* [What is required] Collect every line below that contains the word "dados".

* [Records for the exercise]
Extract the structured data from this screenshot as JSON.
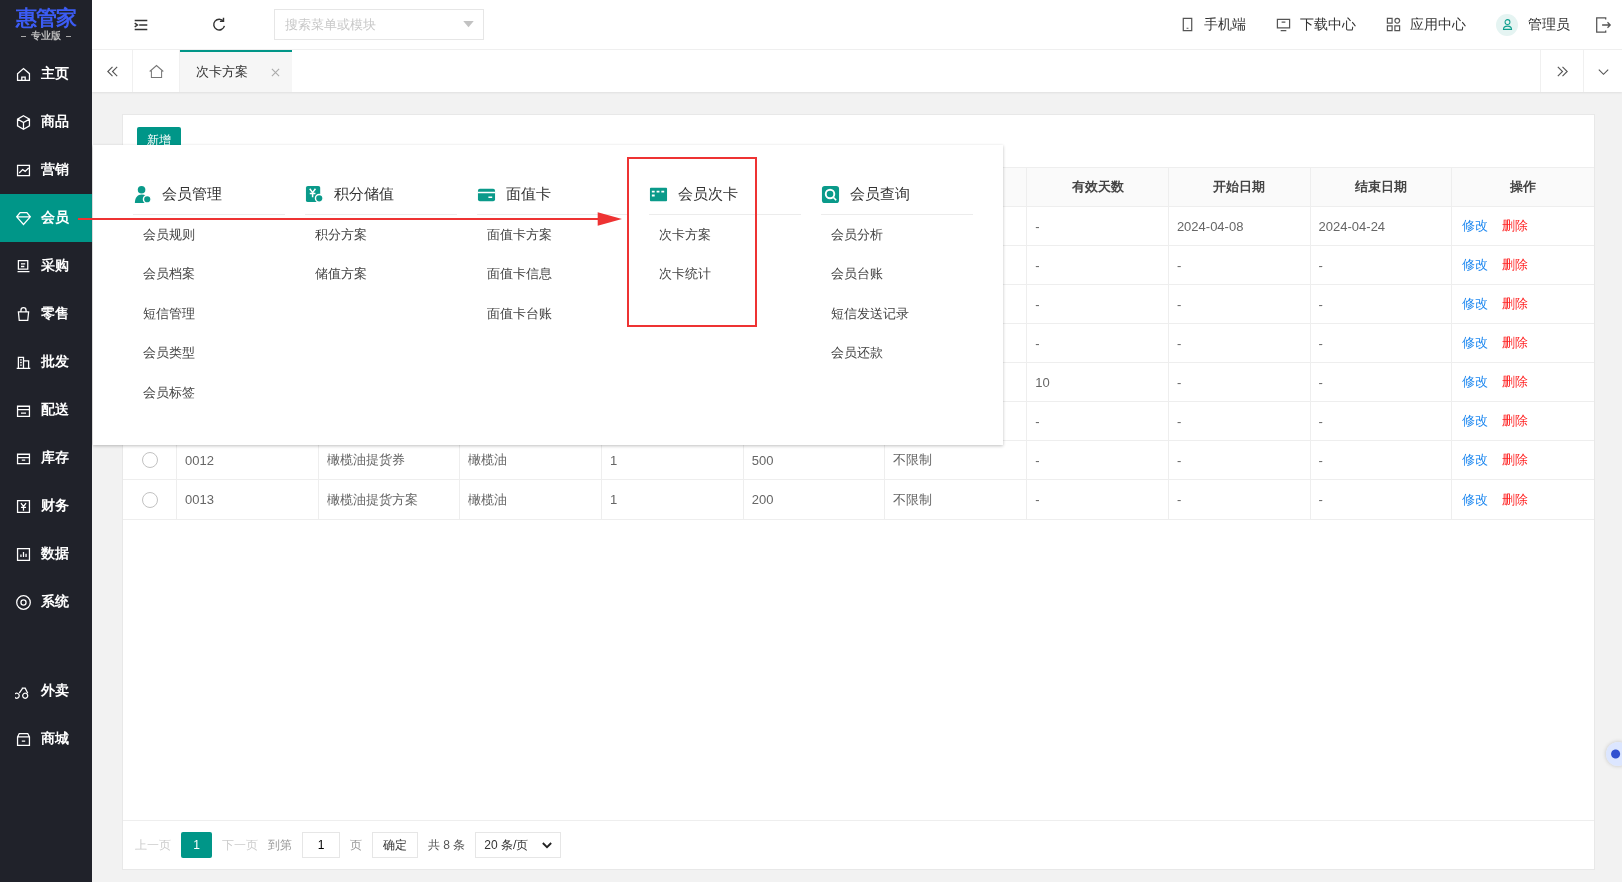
{
  "logo": {
    "name": "惠管家",
    "edition": "专业版"
  },
  "sidebar": {
    "items": [
      {
        "label": "主页",
        "selected": false
      },
      {
        "label": "商品",
        "selected": false
      },
      {
        "label": "营销",
        "selected": false
      },
      {
        "label": "会员",
        "selected": true
      },
      {
        "label": "采购",
        "selected": false
      },
      {
        "label": "零售",
        "selected": false
      },
      {
        "label": "批发",
        "selected": false
      },
      {
        "label": "配送",
        "selected": false
      },
      {
        "label": "库存",
        "selected": false
      },
      {
        "label": "财务",
        "selected": false
      },
      {
        "label": "数据",
        "selected": false
      },
      {
        "label": "系统",
        "selected": false
      }
    ],
    "bottom_items": [
      {
        "label": "外卖",
        "selected": false
      },
      {
        "label": "商城",
        "selected": false
      }
    ]
  },
  "search": {
    "placeholder": "搜索菜单或模块"
  },
  "header_links": [
    {
      "label": "手机端"
    },
    {
      "label": "下载中心"
    },
    {
      "label": "应用中心"
    }
  ],
  "user": {
    "name": "管理员"
  },
  "tabs": [
    {
      "label": "次卡方案",
      "selected": true
    }
  ],
  "add_button": "新增",
  "table": {
    "columns": [
      "有效天数",
      "开始日期",
      "结束日期",
      "操作"
    ],
    "rows": [
      {
        "days": "-",
        "start": "2024-04-08",
        "end": "2024-04-24",
        "actions": [
          "修改",
          "删除"
        ]
      },
      {
        "days": "-",
        "start": "-",
        "end": "-",
        "actions": [
          "修改",
          "删除"
        ]
      },
      {
        "days": "-",
        "start": "-",
        "end": "-",
        "actions": [
          "修改",
          "删除"
        ]
      },
      {
        "days": "-",
        "start": "-",
        "end": "-",
        "actions": [
          "修改",
          "删除"
        ]
      },
      {
        "days": "10",
        "start": "-",
        "end": "-",
        "actions": [
          "修改",
          "删除"
        ]
      },
      {
        "days": "-",
        "start": "-",
        "end": "-",
        "actions": [
          "修改",
          "删除"
        ]
      },
      {
        "selected": false,
        "lead": [
          "0012",
          "橄榄油提货券",
          "橄榄油",
          "1",
          "500",
          "不限制"
        ],
        "days": "-",
        "start": "-",
        "end": "-",
        "actions": [
          "修改",
          "删除"
        ]
      },
      {
        "selected": false,
        "lead": [
          "0013",
          "橄榄油提货方案",
          "橄榄油",
          "1",
          "200",
          "不限制"
        ],
        "days": "-",
        "start": "-",
        "end": "-",
        "actions": [
          "修改",
          "删除"
        ]
      }
    ]
  },
  "pagination": {
    "prev": {
      "label": "上一页",
      "disabled": true
    },
    "pages": [
      {
        "label": "1",
        "selected": true
      }
    ],
    "next": {
      "label": "下一页",
      "disabled": true
    },
    "goto_label": "到第",
    "page_input": "1",
    "page_unit": "页",
    "confirm": "确定",
    "total": "共 8 条",
    "page_size": "20 条/页"
  },
  "menu_panel": {
    "groups": [
      {
        "title": "会员管理",
        "items": [
          "会员规则",
          "会员档案",
          "短信管理",
          "会员类型",
          "会员标签"
        ]
      },
      {
        "title": "积分储值",
        "items": [
          "积分方案",
          "储值方案"
        ]
      },
      {
        "title": "面值卡",
        "items": [
          "面值卡方案",
          "面值卡信息",
          "面值卡台账"
        ]
      },
      {
        "title": "会员次卡",
        "items": [
          "次卡方案",
          "次卡统计"
        ],
        "highlighted": true
      },
      {
        "title": "会员查询",
        "items": [
          "会员分析",
          "会员台账",
          "短信发送记录",
          "会员还款"
        ]
      }
    ]
  }
}
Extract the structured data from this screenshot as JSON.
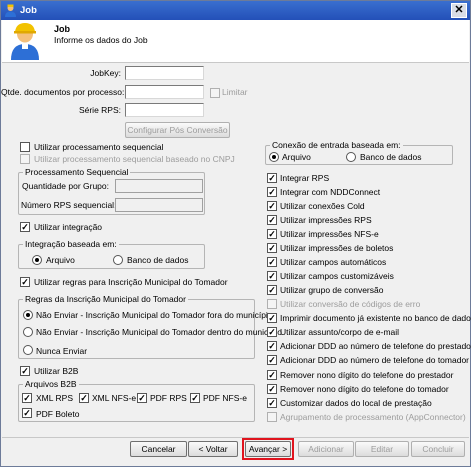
{
  "window": {
    "title": "Job",
    "close_glyph": "✕"
  },
  "header": {
    "title": "Job",
    "subtitle": "Informe os dados do Job"
  },
  "form": {
    "jobkey_label": "JobKey:",
    "qtde_label": "Qtde. documentos por processo:",
    "limitar_label": "Limitar",
    "serie_label": "Série RPS:",
    "config_pos_button": "Configurar Pós Conversão"
  },
  "left": {
    "proc_seq": "Utilizar processamento sequencial",
    "proc_seq_cnpj": "Utilizar processamento sequencial baseado no CNPJ",
    "grp_proc_seq": "Processamento Sequencial",
    "qtd_grupo": "Quantidade por Grupo:",
    "num_rps_seq": "Número RPS sequencial:",
    "utilizar_integracao": "Utilizar integração",
    "grp_integracao": "Integração baseada em:",
    "int_arquivo": "Arquivo",
    "int_banco": "Banco de dados",
    "regras_inscricao": "Utilizar regras para Inscrição Municipal do Tomador",
    "grp_regras": "Regras da Inscrição Municipal do Tomador",
    "regra_1": "Não Enviar - Inscrição Municipal do Tomador fora do município",
    "regra_2": "Não Enviar - Inscrição Municipal do Tomador dentro do município",
    "regra_3": "Nunca Enviar",
    "utilizar_b2b": "Utilizar B2B",
    "grp_arquivos_b2b": "Arquivos B2B",
    "xml_rps": "XML RPS",
    "xml_nfse": "XML NFS-e",
    "pdf_rps": "PDF RPS",
    "pdf_nfse": "PDF NFS-e",
    "pdf_boleto": "PDF Boleto"
  },
  "right": {
    "grp_conexao": "Conexão de entrada baseada em:",
    "con_arquivo": "Arquivo",
    "con_banco": "Banco de dados",
    "items": [
      "Integrar RPS",
      "Integrar com NDDConnect",
      "Utilizar conexões Cold",
      "Utilizar impressões RPS",
      "Utilizar impressões NFS-e",
      "Utilizar impressões de boletos",
      "Utilizar campos automáticos",
      "Utilizar campos customizáveis",
      "Utilizar grupo de conversão",
      "Utilizar conversão de códigos de erro",
      "Imprimir documento já existente no banco de dados",
      "Utilizar assunto/corpo de e-mail",
      "Adicionar DDD ao número de telefone do prestador",
      "Adicionar DDD ao número de telefone do tomador",
      "Remover nono dígito do telefone do prestador",
      "Remover nono dígito do telefone do tomador",
      "Customizar dados do local de prestação",
      "Agrupamento de processamento (AppConnector)"
    ]
  },
  "footer": {
    "cancelar": "Cancelar",
    "voltar": "< Voltar",
    "avancar": "Avançar >",
    "adicionar": "Adicionar",
    "editar": "Editar",
    "concluir": "Concluir"
  },
  "check_glyph": "✓"
}
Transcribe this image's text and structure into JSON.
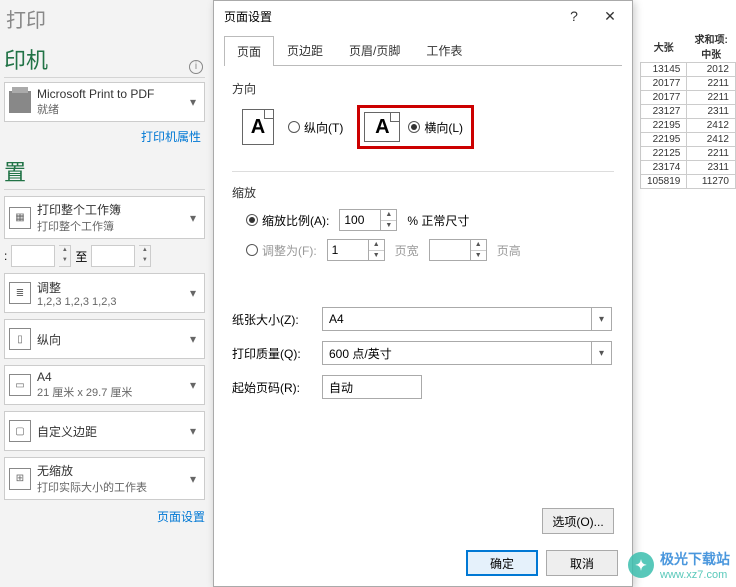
{
  "left": {
    "print_label": "打印",
    "printer_section": "印机",
    "printer_name": "Microsoft Print to PDF",
    "printer_status": "就绪",
    "printer_props": "打印机属性",
    "settings_section": "置",
    "print_scope": {
      "title": "打印整个工作簿",
      "sub": "打印整个工作簿"
    },
    "pages_label": ":",
    "to_label": "至",
    "collate": {
      "title": "调整",
      "sub": "1,2,3    1,2,3    1,2,3"
    },
    "orientation": {
      "title": "纵向"
    },
    "paper": {
      "title": "A4",
      "sub": "21 厘米 x 29.7 厘米"
    },
    "margins": {
      "title": "自定义边距"
    },
    "scaling": {
      "title": "无缩放",
      "sub": "打印实际大小的工作表"
    },
    "page_setup_link": "页面设置"
  },
  "dialog": {
    "title": "页面设置",
    "tabs": [
      "页面",
      "页边距",
      "页眉/页脚",
      "工作表"
    ],
    "orientation_label": "方向",
    "portrait": "纵向(T)",
    "landscape": "横向(L)",
    "scaling_label": "缩放",
    "adjust_to": "缩放比例(A):",
    "adjust_value": "100",
    "normal_size": "% 正常尺寸",
    "fit_to": "调整为(F):",
    "fit_w": "1",
    "fit_w_label": "页宽",
    "fit_h": "",
    "fit_h_label": "页高",
    "paper_size_label": "纸张大小(Z):",
    "paper_size_value": "A4",
    "print_quality_label": "打印质量(Q):",
    "print_quality_value": "600 点/英寸",
    "first_page_label": "起始页码(R):",
    "first_page_value": "自动",
    "options_btn": "选项(O)...",
    "ok": "确定",
    "cancel": "取消"
  },
  "sheet": {
    "h1": "大张",
    "h2": "求和项:中张",
    "rows": [
      [
        "13145",
        "2012"
      ],
      [
        "20177",
        "2211"
      ],
      [
        "20177",
        "2211"
      ],
      [
        "23127",
        "2311"
      ],
      [
        "22195",
        "2412"
      ],
      [
        "22195",
        "2412"
      ],
      [
        "22125",
        "2211"
      ],
      [
        "23174",
        "2311"
      ],
      [
        "105819",
        "11270"
      ]
    ]
  },
  "watermark": {
    "name": "极光下载站",
    "url": "www.xz7.com"
  }
}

* [Task response]
    "subtitle": "Informe os dados do Job"
    "int_banco": "Banco de dados",
    "con_banco": "Banco de dados",
      "Imprimir documento já existente no banco de dados",
      "Customizar dados do local de prestação",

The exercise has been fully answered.